Each count acknowledged a different victim.

The plea was classified as an Alford plea, in which a defendant maintains innocence but admits the prosecution has enough evidence to convict of one, if not all, of the charges.

With co-defendant Brianna Broitzman’s similar plea in August, this brings the number of victims acknowledged in the case up to six.

“I think these are appropriate guilty pleas involving three different alleged victims,” Freeborn County Attorney Craig Nelson said of Larson’s plea. He noted that Larson’s initial counts included three or four different ways of charging the same allegations.

Larson, 20, faced four counts of fifth-degree assault by a caregiver to a vulnerable adult, four counts of criminal abuse of a vulnerable adult, three counts of criminal abuse of a resident involving sexual contact, five counts of disorderly conduct by a caregiver and one count of failure to report the abuse.

All counts, except the mandated failure to report the abuse, are gross misdemeanors. Mandated failure to report is a misdemeanor.

She is one of six young women who faces charges tied to allegations of abuse of residents at the nursing home from January through May 2008. She and Broitzman have been charged as adults, and the remaining four young women were charged as juveniles with failure to report suspected abuse because they were under 18 at the time of the alleged abuse.

When questioned in court today, Larson admitted that her actions could have been conceived to be disorderly.
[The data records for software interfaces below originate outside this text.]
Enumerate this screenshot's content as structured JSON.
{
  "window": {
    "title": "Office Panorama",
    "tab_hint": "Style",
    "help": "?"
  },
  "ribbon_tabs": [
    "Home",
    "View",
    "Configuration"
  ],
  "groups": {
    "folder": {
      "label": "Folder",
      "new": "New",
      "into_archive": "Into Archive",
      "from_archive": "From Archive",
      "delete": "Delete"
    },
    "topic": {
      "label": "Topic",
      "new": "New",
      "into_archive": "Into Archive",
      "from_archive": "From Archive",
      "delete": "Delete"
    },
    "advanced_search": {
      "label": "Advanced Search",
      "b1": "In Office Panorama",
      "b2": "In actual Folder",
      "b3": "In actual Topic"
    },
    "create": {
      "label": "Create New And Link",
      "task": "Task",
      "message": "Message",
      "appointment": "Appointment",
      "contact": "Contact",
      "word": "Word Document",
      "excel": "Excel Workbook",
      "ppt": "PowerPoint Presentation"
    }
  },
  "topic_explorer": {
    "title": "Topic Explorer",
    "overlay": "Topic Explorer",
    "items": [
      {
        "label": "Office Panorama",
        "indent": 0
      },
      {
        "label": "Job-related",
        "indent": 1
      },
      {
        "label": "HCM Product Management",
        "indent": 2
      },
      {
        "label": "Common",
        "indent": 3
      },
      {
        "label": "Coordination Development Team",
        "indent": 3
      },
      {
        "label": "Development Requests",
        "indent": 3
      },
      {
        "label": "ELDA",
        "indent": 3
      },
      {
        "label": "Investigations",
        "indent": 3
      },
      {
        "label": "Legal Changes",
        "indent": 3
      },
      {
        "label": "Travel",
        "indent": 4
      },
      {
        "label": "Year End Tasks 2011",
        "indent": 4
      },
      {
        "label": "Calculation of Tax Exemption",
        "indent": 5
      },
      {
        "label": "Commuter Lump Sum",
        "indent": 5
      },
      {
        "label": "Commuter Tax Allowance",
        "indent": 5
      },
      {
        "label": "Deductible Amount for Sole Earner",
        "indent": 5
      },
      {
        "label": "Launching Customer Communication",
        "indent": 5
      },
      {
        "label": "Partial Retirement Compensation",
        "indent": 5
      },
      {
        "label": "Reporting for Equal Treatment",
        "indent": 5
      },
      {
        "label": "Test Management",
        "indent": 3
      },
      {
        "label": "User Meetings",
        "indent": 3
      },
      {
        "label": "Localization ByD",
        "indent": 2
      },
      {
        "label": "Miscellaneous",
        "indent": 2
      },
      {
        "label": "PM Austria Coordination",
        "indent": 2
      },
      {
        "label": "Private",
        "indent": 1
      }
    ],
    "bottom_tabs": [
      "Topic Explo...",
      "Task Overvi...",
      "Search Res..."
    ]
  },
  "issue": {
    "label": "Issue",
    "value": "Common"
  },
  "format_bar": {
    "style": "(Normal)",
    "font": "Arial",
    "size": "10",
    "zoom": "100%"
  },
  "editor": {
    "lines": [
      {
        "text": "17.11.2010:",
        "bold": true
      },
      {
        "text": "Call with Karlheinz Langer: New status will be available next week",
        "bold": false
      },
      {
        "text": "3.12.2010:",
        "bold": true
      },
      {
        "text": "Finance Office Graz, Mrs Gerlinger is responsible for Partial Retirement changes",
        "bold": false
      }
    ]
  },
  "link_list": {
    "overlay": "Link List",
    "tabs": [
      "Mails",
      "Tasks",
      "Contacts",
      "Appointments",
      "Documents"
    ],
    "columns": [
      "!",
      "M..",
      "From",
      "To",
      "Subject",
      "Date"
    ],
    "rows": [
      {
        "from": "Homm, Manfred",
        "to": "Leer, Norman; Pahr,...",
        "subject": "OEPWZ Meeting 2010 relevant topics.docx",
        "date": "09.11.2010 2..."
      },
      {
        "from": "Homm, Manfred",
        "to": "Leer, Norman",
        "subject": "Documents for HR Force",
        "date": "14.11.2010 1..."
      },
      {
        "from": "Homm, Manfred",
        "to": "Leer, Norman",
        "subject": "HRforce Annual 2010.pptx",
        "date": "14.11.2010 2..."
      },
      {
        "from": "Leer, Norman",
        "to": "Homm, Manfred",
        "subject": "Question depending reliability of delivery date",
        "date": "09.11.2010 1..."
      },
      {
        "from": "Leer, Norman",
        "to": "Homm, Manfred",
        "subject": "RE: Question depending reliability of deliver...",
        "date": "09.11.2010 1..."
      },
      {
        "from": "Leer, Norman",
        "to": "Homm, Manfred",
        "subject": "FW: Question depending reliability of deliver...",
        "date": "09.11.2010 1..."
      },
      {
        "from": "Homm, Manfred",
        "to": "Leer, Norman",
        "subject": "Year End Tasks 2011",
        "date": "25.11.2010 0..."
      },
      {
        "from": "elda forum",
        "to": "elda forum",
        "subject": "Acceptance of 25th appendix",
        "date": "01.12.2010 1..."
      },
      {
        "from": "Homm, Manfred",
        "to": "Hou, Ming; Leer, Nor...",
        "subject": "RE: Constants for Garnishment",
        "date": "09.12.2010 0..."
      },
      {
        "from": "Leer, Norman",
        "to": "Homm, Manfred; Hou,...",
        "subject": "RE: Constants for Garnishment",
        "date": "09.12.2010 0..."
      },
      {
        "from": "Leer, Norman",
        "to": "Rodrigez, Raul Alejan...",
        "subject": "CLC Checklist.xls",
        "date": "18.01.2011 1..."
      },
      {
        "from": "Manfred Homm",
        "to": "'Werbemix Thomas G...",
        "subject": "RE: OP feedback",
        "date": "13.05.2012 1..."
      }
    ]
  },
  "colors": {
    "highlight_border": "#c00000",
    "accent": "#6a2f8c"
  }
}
When asked by Nelson whether she believed that the prosecution had evidence to show that her behavior toward each of the three victims was “offensive, obscene or abusive,” she answered in the affirmative.

Nelson said he would not give any recommendation to the court about Larson’s sentencing other than to follow the recommendation of a pre-sentence investigation.

He agreed to dismiss the remaining 14 charges at the time of sentencing.

At the end of the plea hearing, Nelson asked that Schwab reemphasize that there be no contact with Broitzman or any of the other co-defendants prior to the sentencing, even electronically.

There were about a dozen family members in attendance at the hearing.

Nelson said he thinks the criminal court proceedings have been “very traumatic” to all of the family members of the victims.

“We all want to see our family members who are in nursing homes receive the best care,” he said.